***** ENTRIES SHOWN *****

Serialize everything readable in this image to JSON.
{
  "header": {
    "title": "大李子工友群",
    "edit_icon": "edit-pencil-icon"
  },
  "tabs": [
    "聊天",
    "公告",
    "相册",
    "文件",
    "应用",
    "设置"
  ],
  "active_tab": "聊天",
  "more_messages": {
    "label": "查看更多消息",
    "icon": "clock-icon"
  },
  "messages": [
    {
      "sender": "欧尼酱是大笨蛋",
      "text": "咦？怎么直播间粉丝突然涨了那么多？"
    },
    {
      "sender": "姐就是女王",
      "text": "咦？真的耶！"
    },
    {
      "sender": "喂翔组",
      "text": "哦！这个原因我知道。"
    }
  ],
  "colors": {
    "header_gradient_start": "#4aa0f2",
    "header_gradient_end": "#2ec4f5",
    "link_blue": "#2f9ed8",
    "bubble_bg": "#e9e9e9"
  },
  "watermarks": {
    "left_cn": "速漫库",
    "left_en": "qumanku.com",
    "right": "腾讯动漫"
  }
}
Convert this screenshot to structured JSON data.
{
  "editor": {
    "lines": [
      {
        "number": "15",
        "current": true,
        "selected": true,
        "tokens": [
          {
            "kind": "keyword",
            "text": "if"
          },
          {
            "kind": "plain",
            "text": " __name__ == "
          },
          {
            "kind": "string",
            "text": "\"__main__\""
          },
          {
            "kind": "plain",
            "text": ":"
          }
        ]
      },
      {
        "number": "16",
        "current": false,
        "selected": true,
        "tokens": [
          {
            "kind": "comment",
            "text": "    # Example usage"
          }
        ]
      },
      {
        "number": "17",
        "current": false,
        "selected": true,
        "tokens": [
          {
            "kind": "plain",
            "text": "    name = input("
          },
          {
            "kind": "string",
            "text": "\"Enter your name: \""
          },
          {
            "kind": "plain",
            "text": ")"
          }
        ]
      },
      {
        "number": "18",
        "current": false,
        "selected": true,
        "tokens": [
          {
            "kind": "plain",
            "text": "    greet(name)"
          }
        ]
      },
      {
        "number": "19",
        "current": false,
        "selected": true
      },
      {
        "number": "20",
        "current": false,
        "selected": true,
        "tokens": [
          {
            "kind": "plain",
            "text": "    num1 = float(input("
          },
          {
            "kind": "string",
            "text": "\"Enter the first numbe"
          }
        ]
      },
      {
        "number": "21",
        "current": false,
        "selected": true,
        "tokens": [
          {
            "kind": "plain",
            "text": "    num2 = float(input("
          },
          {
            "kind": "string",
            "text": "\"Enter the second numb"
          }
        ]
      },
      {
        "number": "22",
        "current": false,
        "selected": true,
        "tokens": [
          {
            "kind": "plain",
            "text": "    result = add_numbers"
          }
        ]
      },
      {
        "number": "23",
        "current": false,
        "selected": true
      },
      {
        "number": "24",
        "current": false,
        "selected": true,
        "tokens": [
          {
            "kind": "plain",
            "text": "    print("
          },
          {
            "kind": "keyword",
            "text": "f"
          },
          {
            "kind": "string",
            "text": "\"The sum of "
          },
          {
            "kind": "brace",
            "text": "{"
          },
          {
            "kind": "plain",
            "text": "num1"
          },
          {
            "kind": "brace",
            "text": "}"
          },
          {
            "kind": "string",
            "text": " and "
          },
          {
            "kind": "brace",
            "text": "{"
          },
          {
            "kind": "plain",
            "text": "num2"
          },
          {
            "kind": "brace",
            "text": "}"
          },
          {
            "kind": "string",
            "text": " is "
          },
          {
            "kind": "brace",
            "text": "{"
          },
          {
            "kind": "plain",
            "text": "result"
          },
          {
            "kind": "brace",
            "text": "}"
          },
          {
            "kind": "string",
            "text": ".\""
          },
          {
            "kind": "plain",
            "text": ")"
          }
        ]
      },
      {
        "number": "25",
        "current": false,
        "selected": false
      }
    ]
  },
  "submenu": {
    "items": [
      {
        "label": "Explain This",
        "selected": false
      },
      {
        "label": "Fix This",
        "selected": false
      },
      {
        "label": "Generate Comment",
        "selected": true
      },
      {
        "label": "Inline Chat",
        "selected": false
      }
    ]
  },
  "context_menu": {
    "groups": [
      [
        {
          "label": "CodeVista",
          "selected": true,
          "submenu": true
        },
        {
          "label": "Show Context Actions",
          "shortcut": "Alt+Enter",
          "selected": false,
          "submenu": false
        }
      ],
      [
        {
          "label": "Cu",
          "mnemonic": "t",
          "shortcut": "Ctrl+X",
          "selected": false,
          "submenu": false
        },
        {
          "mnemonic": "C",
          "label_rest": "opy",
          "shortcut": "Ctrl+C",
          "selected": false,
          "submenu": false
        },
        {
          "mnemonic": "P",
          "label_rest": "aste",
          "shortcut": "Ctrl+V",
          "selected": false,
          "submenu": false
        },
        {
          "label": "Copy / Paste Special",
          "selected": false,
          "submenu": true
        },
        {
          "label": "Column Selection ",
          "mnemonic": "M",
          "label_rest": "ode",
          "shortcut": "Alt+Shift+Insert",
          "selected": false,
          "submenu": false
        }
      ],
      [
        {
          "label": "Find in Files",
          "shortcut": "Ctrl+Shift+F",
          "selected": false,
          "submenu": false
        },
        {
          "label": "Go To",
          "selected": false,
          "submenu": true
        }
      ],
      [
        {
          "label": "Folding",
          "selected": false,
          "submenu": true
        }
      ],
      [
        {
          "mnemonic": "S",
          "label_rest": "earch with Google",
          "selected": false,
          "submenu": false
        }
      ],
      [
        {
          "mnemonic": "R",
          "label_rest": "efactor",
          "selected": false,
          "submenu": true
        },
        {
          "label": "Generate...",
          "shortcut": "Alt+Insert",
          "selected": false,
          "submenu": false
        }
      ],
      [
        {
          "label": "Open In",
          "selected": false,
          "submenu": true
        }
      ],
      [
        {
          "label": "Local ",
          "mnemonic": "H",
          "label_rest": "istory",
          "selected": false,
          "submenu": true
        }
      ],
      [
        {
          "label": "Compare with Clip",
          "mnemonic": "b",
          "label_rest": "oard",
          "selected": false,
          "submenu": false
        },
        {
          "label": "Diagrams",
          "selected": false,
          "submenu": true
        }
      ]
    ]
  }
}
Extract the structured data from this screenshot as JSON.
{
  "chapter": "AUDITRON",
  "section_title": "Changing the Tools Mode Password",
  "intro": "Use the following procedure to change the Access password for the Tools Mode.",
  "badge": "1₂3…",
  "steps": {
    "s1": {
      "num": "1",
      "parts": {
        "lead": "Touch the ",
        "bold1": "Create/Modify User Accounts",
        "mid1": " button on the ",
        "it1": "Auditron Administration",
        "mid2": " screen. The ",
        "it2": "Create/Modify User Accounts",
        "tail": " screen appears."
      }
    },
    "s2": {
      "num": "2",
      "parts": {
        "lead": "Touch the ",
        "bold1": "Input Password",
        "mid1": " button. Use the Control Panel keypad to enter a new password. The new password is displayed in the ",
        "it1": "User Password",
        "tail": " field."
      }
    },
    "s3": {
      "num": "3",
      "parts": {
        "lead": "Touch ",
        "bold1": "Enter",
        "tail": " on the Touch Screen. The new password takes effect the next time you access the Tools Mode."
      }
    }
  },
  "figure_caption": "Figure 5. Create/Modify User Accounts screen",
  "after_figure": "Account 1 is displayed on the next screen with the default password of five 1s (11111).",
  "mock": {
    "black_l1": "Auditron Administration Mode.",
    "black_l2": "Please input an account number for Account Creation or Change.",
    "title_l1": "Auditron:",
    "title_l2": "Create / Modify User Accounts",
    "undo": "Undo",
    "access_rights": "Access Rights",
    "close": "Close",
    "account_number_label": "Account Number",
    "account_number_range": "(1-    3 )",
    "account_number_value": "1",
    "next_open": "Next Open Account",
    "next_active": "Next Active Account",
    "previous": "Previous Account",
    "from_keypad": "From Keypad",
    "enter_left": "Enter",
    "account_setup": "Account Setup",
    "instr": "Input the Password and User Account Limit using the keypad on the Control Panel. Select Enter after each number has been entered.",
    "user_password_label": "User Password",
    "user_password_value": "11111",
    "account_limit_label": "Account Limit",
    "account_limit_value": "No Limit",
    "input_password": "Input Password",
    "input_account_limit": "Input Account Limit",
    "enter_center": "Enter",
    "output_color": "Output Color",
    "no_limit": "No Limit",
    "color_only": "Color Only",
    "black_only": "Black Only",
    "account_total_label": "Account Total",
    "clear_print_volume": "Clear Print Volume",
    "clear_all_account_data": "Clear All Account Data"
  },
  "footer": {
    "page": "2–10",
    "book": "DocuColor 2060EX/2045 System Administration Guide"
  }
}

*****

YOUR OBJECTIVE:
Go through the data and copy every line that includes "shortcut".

WRITTEN ANSWER:
          "shortcut": "Alt+Enter",
          "shortcut": "Ctrl+X",
          "shortcut": "Ctrl+C",
          "shortcut": "Ctrl+V",
          "shortcut": "Alt+Shift+Insert",
          "shortcut": "Ctrl+Shift+F",
          "shortcut": "Alt+Insert",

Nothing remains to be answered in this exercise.